Bacteria initiate complicated signaling cascades from the detection of intracellular metabolites or exogenous substances by hundreds of transcription factors, which have been widely investigated as genetically-encoded biosensors for molecular recognition. However, the limited number of transcription factors and their broad substrate specificity results in ambiguity in small molecule identification. This study presents a new small molecule fingerprinting technique using evolutionary biosensor arrays with a machine learning technique that can capture highly specific substrate signals. Employing multiple mutant transcription factors derived from a single transcription factor has effectively circumvented the limited availability of transcription factors induced by a small molecule of our interest. This method achieved up to 95.3% true positive rate for identifying small molecules, and the high-resolution protein engineering technique improved the limit of detection 75-fold. The signal trade-offs with background noises caused by the complex cellular biochemistry of mutant transcription factors enable the biosensor arrays to be more informative in terms of statistical variance. The machine-learning technology, coupled with the single transcription factor-driven evolutionary biosensor array, will open new avenues for molecular fingerprinting technologies.

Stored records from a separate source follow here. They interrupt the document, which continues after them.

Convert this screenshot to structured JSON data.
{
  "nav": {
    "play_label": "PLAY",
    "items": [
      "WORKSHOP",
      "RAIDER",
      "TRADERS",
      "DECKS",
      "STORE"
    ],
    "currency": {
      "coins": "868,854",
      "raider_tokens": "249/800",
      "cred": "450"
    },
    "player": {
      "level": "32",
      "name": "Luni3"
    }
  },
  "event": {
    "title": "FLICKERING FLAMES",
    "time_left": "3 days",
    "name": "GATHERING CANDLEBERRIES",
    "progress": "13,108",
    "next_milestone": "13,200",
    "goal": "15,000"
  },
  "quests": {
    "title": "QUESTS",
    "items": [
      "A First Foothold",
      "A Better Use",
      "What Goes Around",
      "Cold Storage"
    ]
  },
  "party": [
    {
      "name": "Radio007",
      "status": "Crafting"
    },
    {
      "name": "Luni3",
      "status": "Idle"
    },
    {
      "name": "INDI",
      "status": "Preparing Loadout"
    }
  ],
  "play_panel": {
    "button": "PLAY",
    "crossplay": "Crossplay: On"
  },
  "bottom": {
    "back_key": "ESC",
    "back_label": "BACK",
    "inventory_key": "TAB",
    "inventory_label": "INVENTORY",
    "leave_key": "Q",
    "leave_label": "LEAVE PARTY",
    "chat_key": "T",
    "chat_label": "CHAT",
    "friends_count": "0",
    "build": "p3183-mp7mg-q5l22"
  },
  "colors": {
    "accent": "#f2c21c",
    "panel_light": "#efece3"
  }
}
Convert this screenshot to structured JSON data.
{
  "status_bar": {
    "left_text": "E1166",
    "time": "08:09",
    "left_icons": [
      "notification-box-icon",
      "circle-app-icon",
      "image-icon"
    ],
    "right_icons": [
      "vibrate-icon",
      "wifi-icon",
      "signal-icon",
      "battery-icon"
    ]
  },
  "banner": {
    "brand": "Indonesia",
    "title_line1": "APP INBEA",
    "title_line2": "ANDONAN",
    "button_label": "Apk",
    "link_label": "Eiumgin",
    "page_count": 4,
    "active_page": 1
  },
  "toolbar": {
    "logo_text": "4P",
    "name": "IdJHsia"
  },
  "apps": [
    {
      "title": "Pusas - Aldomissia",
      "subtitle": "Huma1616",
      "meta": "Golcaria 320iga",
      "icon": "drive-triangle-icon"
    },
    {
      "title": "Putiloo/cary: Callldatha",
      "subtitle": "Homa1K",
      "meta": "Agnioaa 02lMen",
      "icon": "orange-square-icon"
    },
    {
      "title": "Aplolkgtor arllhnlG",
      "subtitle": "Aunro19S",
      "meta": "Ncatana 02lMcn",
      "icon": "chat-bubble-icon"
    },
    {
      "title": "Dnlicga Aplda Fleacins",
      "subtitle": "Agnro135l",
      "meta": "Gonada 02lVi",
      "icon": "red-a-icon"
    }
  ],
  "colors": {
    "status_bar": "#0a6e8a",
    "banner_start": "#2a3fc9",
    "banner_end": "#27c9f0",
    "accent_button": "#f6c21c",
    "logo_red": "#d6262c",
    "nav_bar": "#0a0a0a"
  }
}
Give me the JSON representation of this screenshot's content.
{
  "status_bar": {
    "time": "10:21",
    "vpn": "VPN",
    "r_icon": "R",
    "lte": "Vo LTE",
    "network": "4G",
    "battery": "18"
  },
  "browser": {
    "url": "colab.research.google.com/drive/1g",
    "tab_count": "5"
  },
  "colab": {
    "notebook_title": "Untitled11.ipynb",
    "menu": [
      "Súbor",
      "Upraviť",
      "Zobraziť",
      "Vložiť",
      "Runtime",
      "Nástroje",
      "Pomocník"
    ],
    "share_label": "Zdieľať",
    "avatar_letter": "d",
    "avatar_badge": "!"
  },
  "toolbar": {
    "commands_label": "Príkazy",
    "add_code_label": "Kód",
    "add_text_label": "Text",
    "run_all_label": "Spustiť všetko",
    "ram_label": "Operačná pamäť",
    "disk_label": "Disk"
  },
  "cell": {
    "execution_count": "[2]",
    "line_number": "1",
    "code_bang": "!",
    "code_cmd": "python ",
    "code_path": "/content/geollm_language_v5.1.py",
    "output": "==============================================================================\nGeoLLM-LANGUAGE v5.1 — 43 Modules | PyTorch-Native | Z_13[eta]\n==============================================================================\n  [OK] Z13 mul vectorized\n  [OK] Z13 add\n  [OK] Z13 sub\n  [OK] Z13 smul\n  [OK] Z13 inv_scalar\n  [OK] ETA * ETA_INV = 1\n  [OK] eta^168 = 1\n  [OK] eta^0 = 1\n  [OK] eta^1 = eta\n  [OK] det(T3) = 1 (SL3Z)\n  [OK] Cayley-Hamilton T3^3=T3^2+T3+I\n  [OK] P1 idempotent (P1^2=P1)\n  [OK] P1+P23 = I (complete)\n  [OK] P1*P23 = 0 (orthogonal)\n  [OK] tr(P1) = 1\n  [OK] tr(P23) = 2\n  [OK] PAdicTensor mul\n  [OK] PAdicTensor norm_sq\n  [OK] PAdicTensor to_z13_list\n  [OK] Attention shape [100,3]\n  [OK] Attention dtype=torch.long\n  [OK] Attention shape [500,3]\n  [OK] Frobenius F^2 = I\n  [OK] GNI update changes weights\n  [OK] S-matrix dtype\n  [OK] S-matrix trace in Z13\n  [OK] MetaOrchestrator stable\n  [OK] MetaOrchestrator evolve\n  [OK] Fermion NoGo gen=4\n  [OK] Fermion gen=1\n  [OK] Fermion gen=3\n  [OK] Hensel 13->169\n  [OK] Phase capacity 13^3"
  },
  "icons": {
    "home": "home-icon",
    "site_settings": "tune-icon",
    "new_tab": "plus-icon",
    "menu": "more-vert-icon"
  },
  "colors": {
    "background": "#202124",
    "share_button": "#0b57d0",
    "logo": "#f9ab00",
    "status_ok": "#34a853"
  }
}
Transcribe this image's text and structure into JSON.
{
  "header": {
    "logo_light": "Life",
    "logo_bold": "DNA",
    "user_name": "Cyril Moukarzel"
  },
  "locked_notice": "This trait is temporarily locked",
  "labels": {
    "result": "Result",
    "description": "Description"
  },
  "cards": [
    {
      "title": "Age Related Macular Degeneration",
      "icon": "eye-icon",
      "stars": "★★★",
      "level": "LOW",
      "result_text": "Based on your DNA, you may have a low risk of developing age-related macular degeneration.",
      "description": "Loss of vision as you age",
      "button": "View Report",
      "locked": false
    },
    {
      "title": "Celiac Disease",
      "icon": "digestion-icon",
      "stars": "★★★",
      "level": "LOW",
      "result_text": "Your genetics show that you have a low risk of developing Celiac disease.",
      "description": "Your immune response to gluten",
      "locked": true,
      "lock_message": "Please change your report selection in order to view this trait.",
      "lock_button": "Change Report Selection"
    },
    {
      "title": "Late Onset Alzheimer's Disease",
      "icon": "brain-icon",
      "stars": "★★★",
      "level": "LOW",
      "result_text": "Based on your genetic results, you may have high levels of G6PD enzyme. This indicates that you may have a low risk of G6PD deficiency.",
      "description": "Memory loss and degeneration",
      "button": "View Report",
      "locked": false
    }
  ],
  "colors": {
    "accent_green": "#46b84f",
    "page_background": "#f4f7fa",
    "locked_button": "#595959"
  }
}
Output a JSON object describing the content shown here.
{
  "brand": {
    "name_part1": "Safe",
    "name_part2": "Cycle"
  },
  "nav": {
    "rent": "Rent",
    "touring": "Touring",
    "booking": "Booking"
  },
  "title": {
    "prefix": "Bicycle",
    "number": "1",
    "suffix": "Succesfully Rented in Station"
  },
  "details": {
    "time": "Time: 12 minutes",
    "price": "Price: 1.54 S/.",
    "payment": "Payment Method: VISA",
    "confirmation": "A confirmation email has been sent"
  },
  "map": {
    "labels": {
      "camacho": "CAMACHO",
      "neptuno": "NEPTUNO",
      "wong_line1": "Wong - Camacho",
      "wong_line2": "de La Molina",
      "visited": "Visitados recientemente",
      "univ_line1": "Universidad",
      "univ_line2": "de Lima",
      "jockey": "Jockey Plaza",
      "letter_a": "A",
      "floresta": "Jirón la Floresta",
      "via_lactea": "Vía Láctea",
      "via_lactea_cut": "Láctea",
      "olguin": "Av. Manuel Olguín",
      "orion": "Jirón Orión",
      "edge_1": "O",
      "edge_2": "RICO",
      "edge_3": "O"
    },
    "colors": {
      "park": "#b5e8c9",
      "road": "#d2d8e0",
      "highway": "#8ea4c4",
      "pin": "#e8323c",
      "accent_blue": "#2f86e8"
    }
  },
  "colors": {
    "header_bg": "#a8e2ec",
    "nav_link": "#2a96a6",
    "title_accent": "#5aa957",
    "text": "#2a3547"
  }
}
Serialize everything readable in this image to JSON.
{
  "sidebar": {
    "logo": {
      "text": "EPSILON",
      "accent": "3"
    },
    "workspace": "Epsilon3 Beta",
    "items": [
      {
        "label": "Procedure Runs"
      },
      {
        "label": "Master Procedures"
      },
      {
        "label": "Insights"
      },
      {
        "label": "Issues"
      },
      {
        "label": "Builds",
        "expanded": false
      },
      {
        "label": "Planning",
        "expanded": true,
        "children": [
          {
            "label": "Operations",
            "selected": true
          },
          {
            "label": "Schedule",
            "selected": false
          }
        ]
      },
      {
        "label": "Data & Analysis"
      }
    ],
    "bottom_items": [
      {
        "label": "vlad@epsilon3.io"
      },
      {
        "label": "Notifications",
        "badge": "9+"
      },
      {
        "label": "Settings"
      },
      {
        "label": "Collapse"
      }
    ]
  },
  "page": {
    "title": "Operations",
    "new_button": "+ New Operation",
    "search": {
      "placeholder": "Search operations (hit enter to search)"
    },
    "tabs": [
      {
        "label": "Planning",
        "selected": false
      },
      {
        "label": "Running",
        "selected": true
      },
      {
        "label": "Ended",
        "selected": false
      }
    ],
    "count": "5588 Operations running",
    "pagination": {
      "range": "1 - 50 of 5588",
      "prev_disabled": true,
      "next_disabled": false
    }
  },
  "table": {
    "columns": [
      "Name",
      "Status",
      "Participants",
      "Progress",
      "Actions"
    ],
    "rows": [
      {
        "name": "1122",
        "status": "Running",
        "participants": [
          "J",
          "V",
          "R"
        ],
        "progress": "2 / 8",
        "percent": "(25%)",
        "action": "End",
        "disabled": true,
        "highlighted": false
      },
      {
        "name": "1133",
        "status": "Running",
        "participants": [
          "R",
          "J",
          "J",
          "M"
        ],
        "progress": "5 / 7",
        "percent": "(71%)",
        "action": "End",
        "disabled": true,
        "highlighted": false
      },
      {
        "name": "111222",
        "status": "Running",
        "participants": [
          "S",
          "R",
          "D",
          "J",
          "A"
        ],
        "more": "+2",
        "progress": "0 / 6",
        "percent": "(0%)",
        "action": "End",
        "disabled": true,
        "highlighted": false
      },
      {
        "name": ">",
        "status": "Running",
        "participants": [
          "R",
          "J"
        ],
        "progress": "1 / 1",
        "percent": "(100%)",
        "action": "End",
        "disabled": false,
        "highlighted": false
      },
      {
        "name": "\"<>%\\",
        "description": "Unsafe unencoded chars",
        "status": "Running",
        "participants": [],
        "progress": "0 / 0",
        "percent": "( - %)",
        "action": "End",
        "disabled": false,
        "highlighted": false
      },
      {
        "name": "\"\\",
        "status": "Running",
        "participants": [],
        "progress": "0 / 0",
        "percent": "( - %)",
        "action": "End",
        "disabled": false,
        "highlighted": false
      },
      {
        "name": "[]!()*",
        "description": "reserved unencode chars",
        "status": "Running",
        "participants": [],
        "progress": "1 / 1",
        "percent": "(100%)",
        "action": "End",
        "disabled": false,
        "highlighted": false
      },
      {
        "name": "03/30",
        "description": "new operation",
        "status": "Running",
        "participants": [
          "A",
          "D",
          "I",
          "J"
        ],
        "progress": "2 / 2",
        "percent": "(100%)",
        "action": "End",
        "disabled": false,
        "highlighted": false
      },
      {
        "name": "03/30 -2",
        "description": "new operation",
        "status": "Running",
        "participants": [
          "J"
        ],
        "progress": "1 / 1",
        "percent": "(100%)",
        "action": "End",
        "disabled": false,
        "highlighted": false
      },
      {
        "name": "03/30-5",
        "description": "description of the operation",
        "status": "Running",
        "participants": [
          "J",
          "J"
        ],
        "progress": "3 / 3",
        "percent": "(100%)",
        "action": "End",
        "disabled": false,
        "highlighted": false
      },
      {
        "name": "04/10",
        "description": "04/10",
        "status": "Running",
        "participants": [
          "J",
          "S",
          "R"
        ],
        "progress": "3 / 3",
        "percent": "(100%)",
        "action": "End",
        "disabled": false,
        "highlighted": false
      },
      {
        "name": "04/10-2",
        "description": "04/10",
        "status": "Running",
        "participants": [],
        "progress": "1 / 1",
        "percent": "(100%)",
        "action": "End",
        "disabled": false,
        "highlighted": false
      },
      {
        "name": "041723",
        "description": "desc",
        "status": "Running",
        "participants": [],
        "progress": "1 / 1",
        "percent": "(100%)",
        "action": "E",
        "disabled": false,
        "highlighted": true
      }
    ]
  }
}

Keywords : Genetically-encoded biosensors; Machine learning; Molecular identification; Protein engineering; Biosensor array; High-throughput screening system